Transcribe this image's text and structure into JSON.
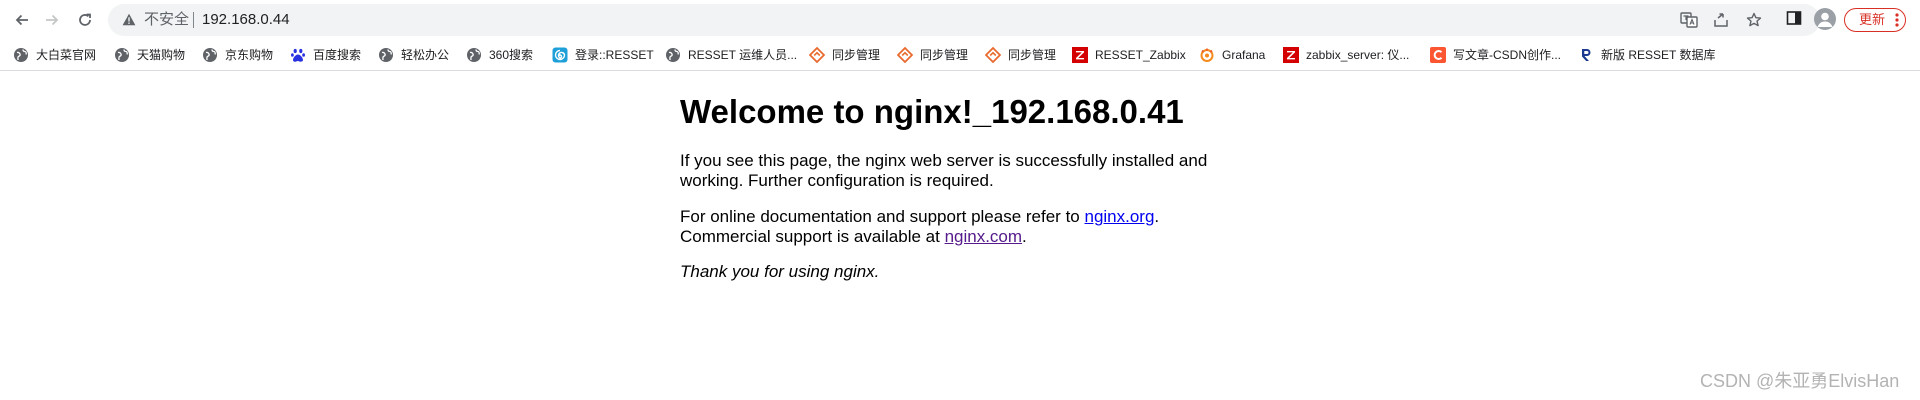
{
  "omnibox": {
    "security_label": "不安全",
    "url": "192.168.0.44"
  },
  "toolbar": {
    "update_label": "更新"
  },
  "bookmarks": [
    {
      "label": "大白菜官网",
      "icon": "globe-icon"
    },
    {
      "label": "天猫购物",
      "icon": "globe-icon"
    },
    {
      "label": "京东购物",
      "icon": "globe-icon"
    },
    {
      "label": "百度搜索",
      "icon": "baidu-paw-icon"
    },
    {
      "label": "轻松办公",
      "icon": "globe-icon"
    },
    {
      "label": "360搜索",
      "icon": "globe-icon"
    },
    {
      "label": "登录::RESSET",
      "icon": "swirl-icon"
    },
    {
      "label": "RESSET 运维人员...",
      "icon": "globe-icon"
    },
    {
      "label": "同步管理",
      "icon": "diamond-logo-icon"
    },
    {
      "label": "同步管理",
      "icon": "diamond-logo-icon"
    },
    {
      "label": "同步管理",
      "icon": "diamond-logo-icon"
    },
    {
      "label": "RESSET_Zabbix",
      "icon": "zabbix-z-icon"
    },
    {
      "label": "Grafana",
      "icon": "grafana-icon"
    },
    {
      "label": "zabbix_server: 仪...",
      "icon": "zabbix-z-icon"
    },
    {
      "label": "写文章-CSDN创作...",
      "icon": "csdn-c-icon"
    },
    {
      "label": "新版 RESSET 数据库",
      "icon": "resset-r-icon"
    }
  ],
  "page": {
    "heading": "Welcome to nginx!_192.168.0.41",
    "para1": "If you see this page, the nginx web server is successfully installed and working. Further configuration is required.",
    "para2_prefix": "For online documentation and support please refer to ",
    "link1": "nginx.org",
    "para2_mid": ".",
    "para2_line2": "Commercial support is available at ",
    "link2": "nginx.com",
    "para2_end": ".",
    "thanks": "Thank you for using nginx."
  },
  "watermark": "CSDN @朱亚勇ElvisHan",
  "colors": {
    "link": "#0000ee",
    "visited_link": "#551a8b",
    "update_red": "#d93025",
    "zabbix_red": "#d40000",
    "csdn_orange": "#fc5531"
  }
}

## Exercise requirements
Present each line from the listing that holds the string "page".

## Task result
  "page": {
    "para1": "If you see this page, the nginx web server is successfully installed and working. Further configuration is required.",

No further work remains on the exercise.